YOUNGSTOWN - The Covelli Centre turned the biggest profit in its seven-year history in 2012.
In a letter to Mayor Charles Sammarone and City Council released Tuesday, Eric Ryan, who runs the arena for the city, said the arena generated an operational surplus of $320,787 for the past year in profit.
Additionally, an admission imposed by the city of 5.5 percent generated another $163,398 in revenue, raising the total revenue to the city from the arena at $484,185.
By the numbers
Total events in 2012
Hockey games in 2012
Family performances in 2012
Concerts in 2012
Total attendance: almost 200,000
Source: JAC Management Group
Ryan said in 2012 the arena hosted 94 events and about 200,000 people attended events there.
Kyle Miasek, a deputy finance director for the city who handles arena related issues, said with Ryan's stature in the arena industry in the last couple of years, there's no reason to think the arena can't match or do better than what they did in 2012.
Already in 2013, big acts such as Rascal Flats - who have already performed - Kid Rock and Carrie Underwood have been booked for the spring.
''We're getting off to a good start,'' Miasek said.
Miasek said the arena also traditionally books big acts in the fall as well.
''If the pattern is replicated, we can do it again,'' Miasek said.
The arena's Community Room also hosted another 85 events such as meetings, seminars and private parties.

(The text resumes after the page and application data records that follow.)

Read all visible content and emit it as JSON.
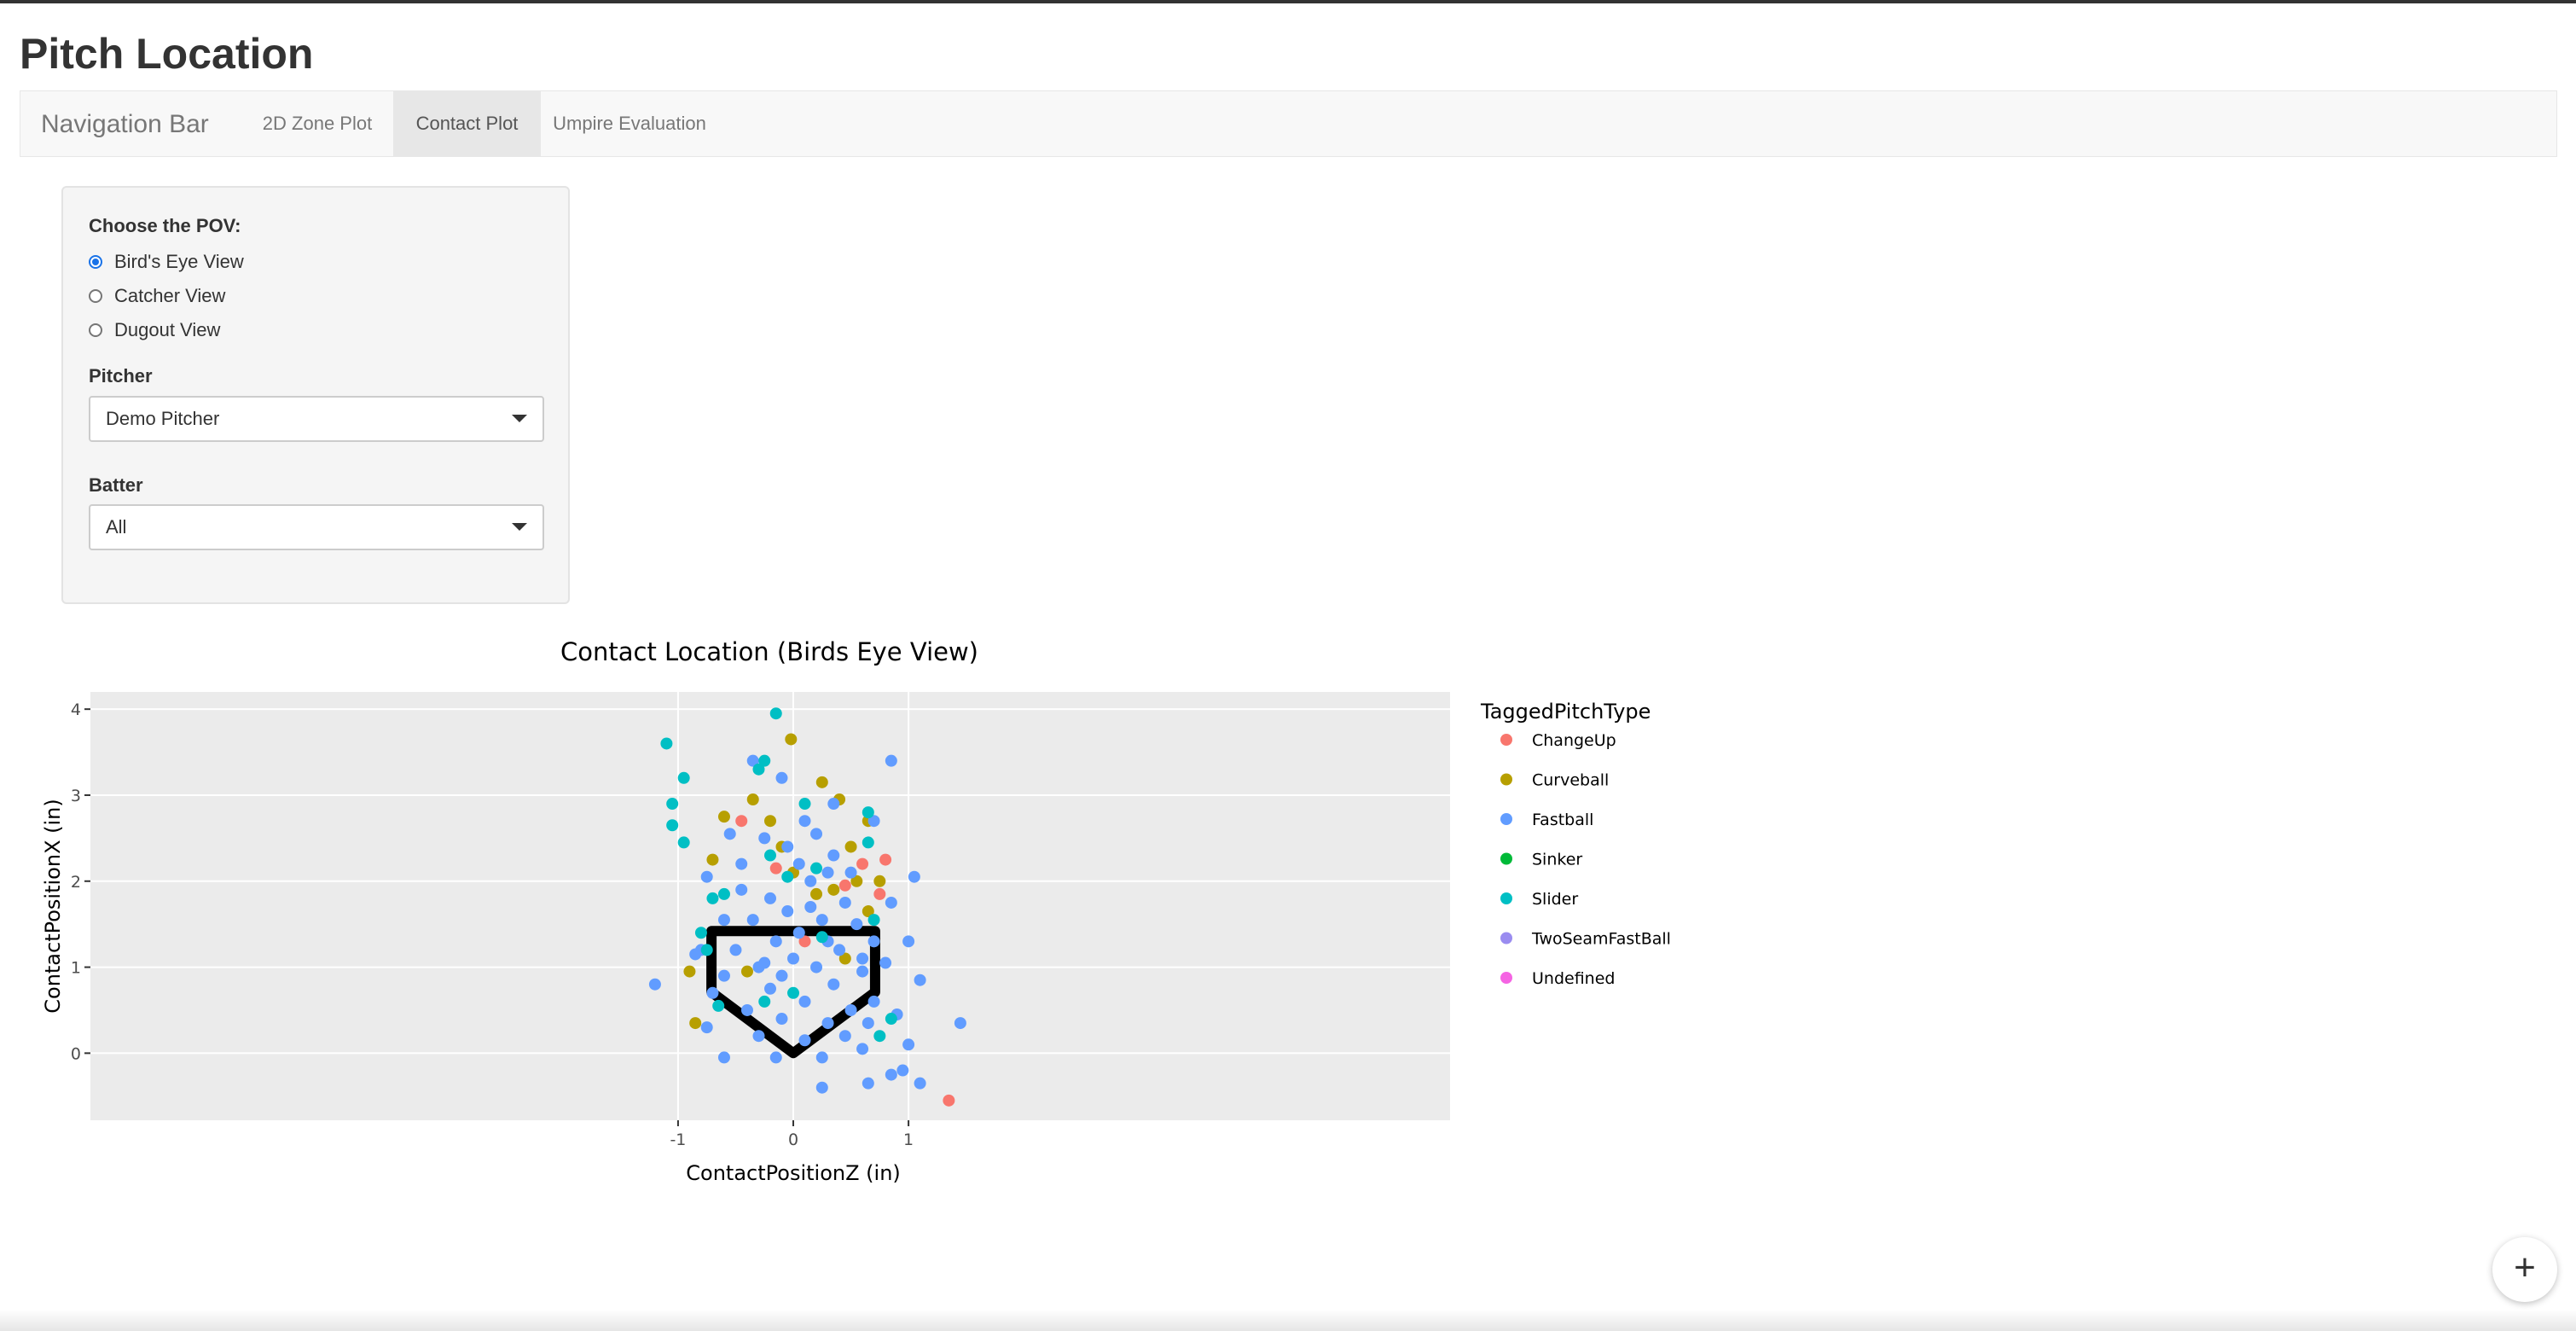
{
  "page": {
    "title": "Pitch Location"
  },
  "navbar": {
    "brand": "Navigation Bar",
    "tabs": [
      {
        "label": "2D Zone Plot",
        "active": false
      },
      {
        "label": "Contact Plot",
        "active": true
      },
      {
        "label": "Umpire Evaluation",
        "active": false
      }
    ]
  },
  "sidebar": {
    "pov_label": "Choose the POV:",
    "pov_options": [
      {
        "label": "Bird's Eye View",
        "selected": true
      },
      {
        "label": "Catcher View",
        "selected": false
      },
      {
        "label": "Dugout View",
        "selected": false
      }
    ],
    "pitcher_label": "Pitcher",
    "pitcher_value": "Demo Pitcher",
    "batter_label": "Batter",
    "batter_value": "All"
  },
  "fab": {
    "icon": "plus-icon",
    "label": "+"
  },
  "chart_data": {
    "type": "scatter",
    "title": "Contact Location (Birds Eye View)",
    "xlabel": "ContactPositionZ (in)",
    "ylabel": "ContactPositionX (in)",
    "xlim": [
      -6.1,
      5.7
    ],
    "ylim": [
      -0.78,
      4.2
    ],
    "xticks": [
      "-1",
      "0",
      "1"
    ],
    "yticks": [
      "0",
      "1",
      "2",
      "3",
      "4"
    ],
    "grid": true,
    "background": "#ebebeb",
    "legend": {
      "title": "TaggedPitchType",
      "position": "right"
    },
    "home_plate": [
      [
        -0.71,
        1.42
      ],
      [
        0.71,
        1.42
      ],
      [
        0.71,
        0.71
      ],
      [
        0.0,
        0.0
      ],
      [
        -0.71,
        0.71
      ],
      [
        -0.71,
        1.42
      ]
    ],
    "series": [
      {
        "name": "ChangeUp",
        "color": "#F8766D",
        "points": [
          [
            -0.45,
            2.7
          ],
          [
            -0.15,
            2.15
          ],
          [
            0.45,
            1.95
          ],
          [
            0.6,
            2.2
          ],
          [
            0.75,
            1.85
          ],
          [
            0.8,
            2.25
          ],
          [
            1.35,
            -0.55
          ],
          [
            0.1,
            1.3
          ]
        ]
      },
      {
        "name": "Curveball",
        "color": "#B79F00",
        "points": [
          [
            -0.02,
            3.65
          ],
          [
            0.25,
            3.15
          ],
          [
            -0.35,
            2.95
          ],
          [
            0.4,
            2.95
          ],
          [
            -0.6,
            2.75
          ],
          [
            -0.2,
            2.7
          ],
          [
            0.65,
            2.7
          ],
          [
            -0.7,
            2.25
          ],
          [
            0.0,
            2.1
          ],
          [
            0.55,
            2.0
          ],
          [
            0.75,
            2.0
          ],
          [
            0.35,
            1.9
          ],
          [
            0.65,
            1.65
          ],
          [
            -0.9,
            0.95
          ],
          [
            -0.85,
            0.35
          ],
          [
            0.45,
            1.1
          ],
          [
            -0.4,
            0.95
          ],
          [
            0.2,
            1.85
          ],
          [
            -0.1,
            2.4
          ],
          [
            0.5,
            2.4
          ]
        ]
      },
      {
        "name": "Fastball",
        "color": "#619CFF",
        "points": [
          [
            0.85,
            3.4
          ],
          [
            -0.35,
            3.4
          ],
          [
            -0.1,
            3.2
          ],
          [
            0.35,
            2.9
          ],
          [
            0.1,
            2.7
          ],
          [
            -0.25,
            2.5
          ],
          [
            0.2,
            2.55
          ],
          [
            0.7,
            2.7
          ],
          [
            -0.45,
            2.2
          ],
          [
            -0.55,
            2.55
          ],
          [
            0.35,
            2.3
          ],
          [
            0.05,
            2.2
          ],
          [
            1.05,
            2.05
          ],
          [
            -0.75,
            2.05
          ],
          [
            0.15,
            2.0
          ],
          [
            -0.2,
            1.8
          ],
          [
            0.45,
            1.75
          ],
          [
            0.85,
            1.75
          ],
          [
            -0.6,
            1.55
          ],
          [
            -0.35,
            1.55
          ],
          [
            -0.05,
            1.65
          ],
          [
            0.25,
            1.55
          ],
          [
            0.55,
            1.5
          ],
          [
            0.05,
            1.4
          ],
          [
            -0.15,
            1.3
          ],
          [
            0.3,
            1.3
          ],
          [
            0.7,
            1.3
          ],
          [
            -0.5,
            1.2
          ],
          [
            -0.8,
            1.2
          ],
          [
            0.0,
            1.1
          ],
          [
            0.4,
            1.2
          ],
          [
            1.0,
            1.3
          ],
          [
            -0.3,
            1.0
          ],
          [
            0.2,
            1.0
          ],
          [
            0.6,
            0.95
          ],
          [
            -0.6,
            0.9
          ],
          [
            1.1,
            0.85
          ],
          [
            -1.2,
            0.8
          ],
          [
            -0.2,
            0.75
          ],
          [
            0.35,
            0.8
          ],
          [
            -0.7,
            0.7
          ],
          [
            0.1,
            0.6
          ],
          [
            0.7,
            0.6
          ],
          [
            -0.4,
            0.5
          ],
          [
            0.5,
            0.5
          ],
          [
            -0.1,
            0.4
          ],
          [
            0.3,
            0.35
          ],
          [
            0.9,
            0.45
          ],
          [
            -0.75,
            0.3
          ],
          [
            0.65,
            0.35
          ],
          [
            1.45,
            0.35
          ],
          [
            -0.3,
            0.2
          ],
          [
            0.45,
            0.2
          ],
          [
            0.1,
            0.15
          ],
          [
            1.0,
            0.1
          ],
          [
            -0.6,
            -0.05
          ],
          [
            0.6,
            0.05
          ],
          [
            -0.15,
            -0.05
          ],
          [
            0.25,
            -0.05
          ],
          [
            0.85,
            -0.25
          ],
          [
            0.95,
            -0.2
          ],
          [
            1.1,
            -0.35
          ],
          [
            0.25,
            -0.4
          ],
          [
            0.65,
            -0.35
          ],
          [
            -0.25,
            1.05
          ],
          [
            0.15,
            1.7
          ],
          [
            0.5,
            2.1
          ],
          [
            -0.05,
            2.4
          ],
          [
            0.3,
            2.1
          ],
          [
            -0.45,
            1.9
          ],
          [
            0.6,
            1.1
          ],
          [
            -0.1,
            0.9
          ],
          [
            0.8,
            1.05
          ],
          [
            -0.85,
            1.15
          ]
        ]
      },
      {
        "name": "Sinker",
        "color": "#00BA38",
        "points": []
      },
      {
        "name": "Slider",
        "color": "#00BFC4",
        "points": [
          [
            -0.15,
            3.95
          ],
          [
            -1.1,
            3.6
          ],
          [
            -0.95,
            3.2
          ],
          [
            -0.25,
            3.4
          ],
          [
            -0.3,
            3.3
          ],
          [
            -1.05,
            2.9
          ],
          [
            -1.05,
            2.65
          ],
          [
            -0.95,
            2.45
          ],
          [
            0.65,
            2.8
          ],
          [
            -0.7,
            1.8
          ],
          [
            -0.6,
            1.85
          ],
          [
            -0.8,
            1.4
          ],
          [
            -0.75,
            1.2
          ],
          [
            0.1,
            2.9
          ],
          [
            0.65,
            2.45
          ],
          [
            -0.05,
            2.05
          ],
          [
            0.2,
            2.15
          ],
          [
            0.0,
            0.7
          ],
          [
            -0.25,
            0.6
          ],
          [
            0.85,
            0.4
          ],
          [
            0.75,
            0.2
          ],
          [
            -0.65,
            0.55
          ],
          [
            -0.2,
            2.3
          ],
          [
            0.7,
            1.55
          ],
          [
            0.25,
            1.35
          ]
        ]
      },
      {
        "name": "TwoSeamFastBall",
        "color": "#9A8CF0",
        "points": []
      },
      {
        "name": "Undefined",
        "color": "#F564E3",
        "points": []
      }
    ]
  }
}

Since the arena now handles its own food and beverage sales it should host even more similar events in 2013, Ryan said.
The arena also began 2012 by trying to sell more than $100,000 in arena sponsorships and exceeded that goal with a figure of $166,510, Ryan said.
The city is presently in the midst of studying proposals for a company to lease the arena from them. Mayor Charles Sammarone is concerned of the nearly $1 million a year the city pays in loans financing the arena's construction. He said he is worried about what the city may have to do to keep up the payments should an economic downturn occur.
The arena opened in 2005 and was constructed after former U.S. Rep. James A. Traficant Jr. secured a $25 million grant to build it. The city had to secure loans because it built a facility that cost about $48 million.
Miasek said Ryan's JAC Management Group has done a good job in helping the arena generate money.
''The city is very pleased with how things are happening down there,'' Miasek said.
Ryan did not return a phone call seeking comment.